Using Salary Surveys to Establish Allowable Compensation
This webinar discusses the basics of what government contractors need to know about salary surveys and allowable compensation. Ken Bricker , a Partner in Cherry Bekaert’s Government Contractor Services Group , offers his expertise and advice on the following: Salary surveys used by the Defense Contract Audit Agency (“DCAA”); Litigation resulting from DCAA’s use of multiple salary surveys and findings of the Court; New compensation cap rules; and Finding a survey and using it correctly.
Recent Changes to DCAA Guidance on Expressly Unallowable Costs
Dealing with expressly unallowable costs can be a nightmare for any contractor. Between vague audit results from auditors to unexpected Form 1 issuances, mitigating the effects of Defense Contract Audit Agency (“DCAA”) identified expressly unallowable costs can be like navigating through an obstacle course blind. To bring clarity and consistency to auditor identification of expressly unallowable costs, the DCAA has recently issued two new memorandums on what it considers to be an expressly unallowable cost in accordance with the Federal Acquisition Regulation (“FAR”) and Defense Acquisition Regulations System (“DFARS”), and how to identify and cite those expressly unallowable costs during. Read More.
Incurred Cost Submissions: When Adequacy Means Success
Contracting with the government is one of the few situations where the word “adequate” results in a sigh of relief. Having Business Systems or an Incurred Cost Submission (ICS) deemed “adequate” often times means that you were successful in justifying (or in some cases defending) your methodologies and practices. While the Defense Contract Audit Agency (“DCAA”) has a sizeable backlog of ICSs, they have not hesitated to reject an ICS, often with multiple pages of reasons why. For the next several months, most government contractors’ inboxes will overflow with blogs, articles and discussions of Incurred Cost Submissions, the Allowable Cost. Read More.
Self-Certification Option for WOSB Eliminated
In November 2014, the Government Accountability Office (“GAO”) released a report entitled Women-Owned Small Business Program: Certifier Oversight and Additional Eligibility Controls Are Needed (Published October 18, 2014. Released November 7, 2014). The report showed that due to a lack of oversight and accountability on the part of the Small Business Administration (“SBA”), more than 40 percent of businesses who were awarded contracts in 2012 and 2013 under Women-Owned Small Business (WOSB) or Economically Disadvantaged Women-Owned Small Business (EDWOSB) status were in fact ineligible for WOSB or EDWOSB certification. SBA used to allow business owners to choose between paying a. Read More.

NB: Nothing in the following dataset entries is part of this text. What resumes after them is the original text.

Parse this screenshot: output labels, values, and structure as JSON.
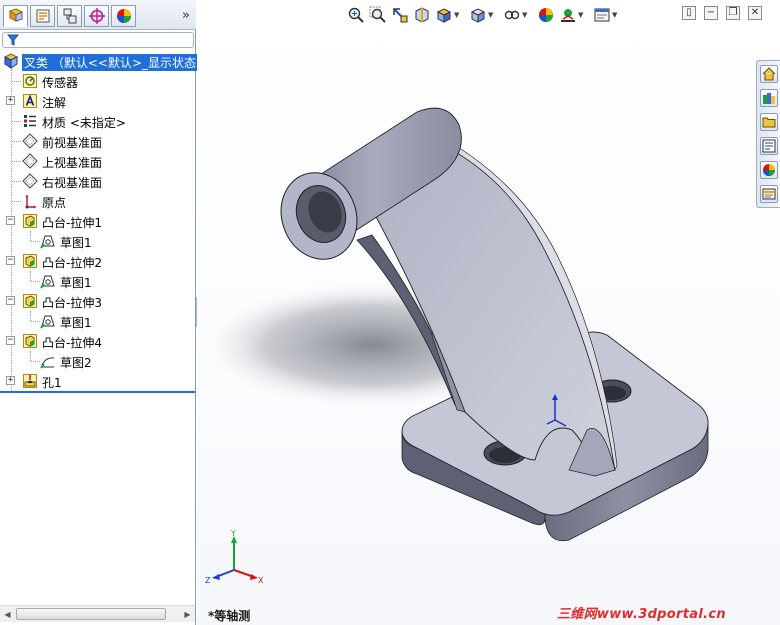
{
  "tabs": [
    {
      "name": "featuremanager-tab",
      "icon": "feature-tree-icon"
    },
    {
      "name": "propertymanager-tab",
      "icon": "property-icon"
    },
    {
      "name": "configuration-tab",
      "icon": "configuration-icon"
    },
    {
      "name": "dimxpert-tab",
      "icon": "dimxpert-icon"
    },
    {
      "name": "appearance-tab",
      "icon": "appearance-icon"
    }
  ],
  "tree": {
    "root_label": "叉类 （默认<<默认>_显示状态",
    "items": [
      {
        "label": "传感器",
        "icon": "sensor-icon",
        "level": 1,
        "expander": false
      },
      {
        "label": "注解",
        "icon": "annotation-icon",
        "level": 1,
        "expander": true
      },
      {
        "label": "材质 <未指定>",
        "icon": "material-icon",
        "level": 1,
        "expander": false
      },
      {
        "label": "前视基准面",
        "icon": "plane-icon",
        "level": 1,
        "expander": false
      },
      {
        "label": "上视基准面",
        "icon": "plane-icon",
        "level": 1,
        "expander": false
      },
      {
        "label": "右视基准面",
        "icon": "plane-icon",
        "level": 1,
        "expander": false
      },
      {
        "label": "原点",
        "icon": "origin-icon",
        "level": 1,
        "expander": false
      },
      {
        "label": "凸台-拉伸1",
        "icon": "extrude-icon",
        "level": 1,
        "expander": true
      },
      {
        "label": "草图1",
        "icon": "sketch-icon",
        "level": 2,
        "expander": false
      },
      {
        "label": "凸台-拉伸2",
        "icon": "extrude-icon",
        "level": 1,
        "expander": true
      },
      {
        "label": "草图1",
        "icon": "sketch-icon",
        "level": 2,
        "expander": false
      },
      {
        "label": "凸台-拉伸3",
        "icon": "extrude-icon",
        "level": 1,
        "expander": true
      },
      {
        "label": "草图1",
        "icon": "sketch-icon",
        "level": 2,
        "expander": false
      },
      {
        "label": "凸台-拉伸4",
        "icon": "extrude-icon",
        "level": 1,
        "expander": true
      },
      {
        "label": "草图2",
        "icon": "sketch-icon",
        "level": 2,
        "expander": false
      },
      {
        "label": "孔1",
        "icon": "hole-icon",
        "level": 1,
        "expander": true
      }
    ]
  },
  "viewport": {
    "view_name": "*等轴测",
    "watermark": "三维网www.3dportal.cn",
    "triad_labels": {
      "x": "X",
      "y": "Y",
      "z": "Z"
    }
  },
  "colors": {
    "selection": "#1e6fd8",
    "model_face": "#b9bccd",
    "model_dark": "#6e7184",
    "watermark": "#e32b2b"
  }
}
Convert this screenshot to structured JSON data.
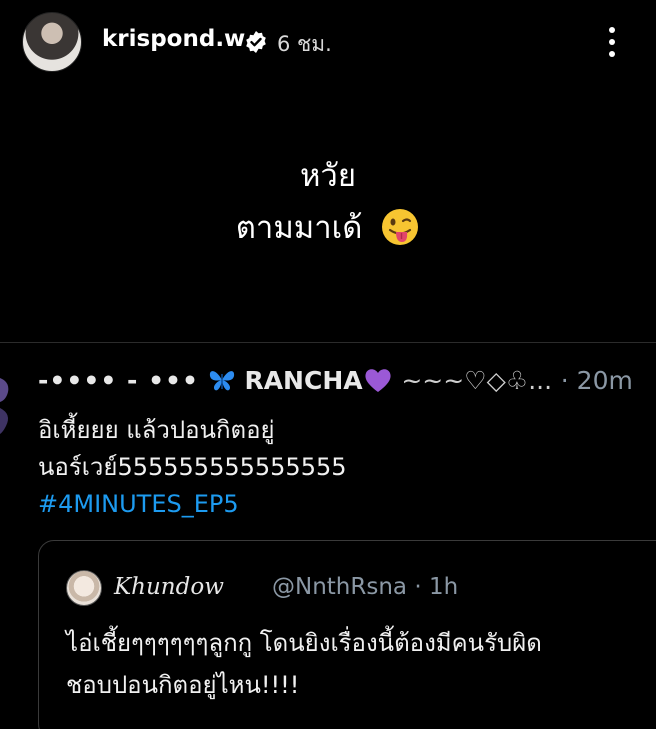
{
  "story": {
    "username": "krispond.w",
    "time": "6 ชม.",
    "caption": [
      "หวัย",
      "ตามมาเด้"
    ]
  },
  "tweet": {
    "prefix": "-•••• - •••",
    "name": "RANCHA",
    "suffix": "~~~♡◇♧...",
    "time": "· 20m",
    "body_lines": [
      "อิเหี้ยยย แล้วปอนกิตอยู่",
      "นอร์เวย์555555555555555"
    ],
    "hashtag": "#4MINUTES_EP5"
  },
  "quote": {
    "name": "Khundow",
    "handle": "@NnthRsna · 1h",
    "body_lines": [
      "ไอ่เชี้ยๆๆๆๆๆๆลูกกู โดนยิงเรื่องนี้ต้องมีคนรับผิด",
      "ชอบปอนกิตอยู่ไหน!!!!"
    ]
  },
  "colors": {
    "background": "#000000",
    "hashtag": "#1d9bf0",
    "muted": "#8b98a5",
    "heart": "#9b59d6",
    "butterfly": "#2d8cf0"
  },
  "icons": {
    "verified": "verified-badge-icon",
    "more": "more-options-icon",
    "emoji": "tongue-face-emoji",
    "butterfly": "butterfly-icon",
    "heart": "purple-heart-icon"
  }
}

DoD Inspector General Sustains Hotline Complaint that DCAA did not Comply with GAGAS
In the past few years, the Department of Defense’s (“DoD”) Inspector General (IG) has conducted several reviews of the Defense Contract Audit Agency’s (“DCAA”) compliance with Generally Accepted Government Auditing Standards (GAGAS). According to a recent report, DODIG-2015-061, dated December 23, 2014, the IG sustained a hotline complaint alleging that DCAA: failed to comply with GAGAS when the auditor concluded that the contractor did not adequately support its claimed subcontract costs; and inappropriately applied a 20 percent decrement as a basis for questioning subcontract costs. Based on a statistical sample of 70 subcontract invoices, DCAA concluded the contractor could not. Read More.
Is the Federal Government Moving to a New Contracting Model?
In its continued effort to save the government (read: we the taxpayers) money, the General Services Administration (“GSA”) has implemented its Prices Paid Tool, which is available for all federal government agencies to use, as a part of the Federal Strategic Sourcing Initiative. This tool, developed with the Office of Management and Budget (“OMB”), is GSA’s effort to provide greater visibility on the prices paid by government agencies for commonly purchased goods and services bought through GSA Schedules. The pilot phase is currently focused on office supplies, domestic delivery services and Federal Acquisition Service (FAS) Alliant and Alliant Small Business. Read More.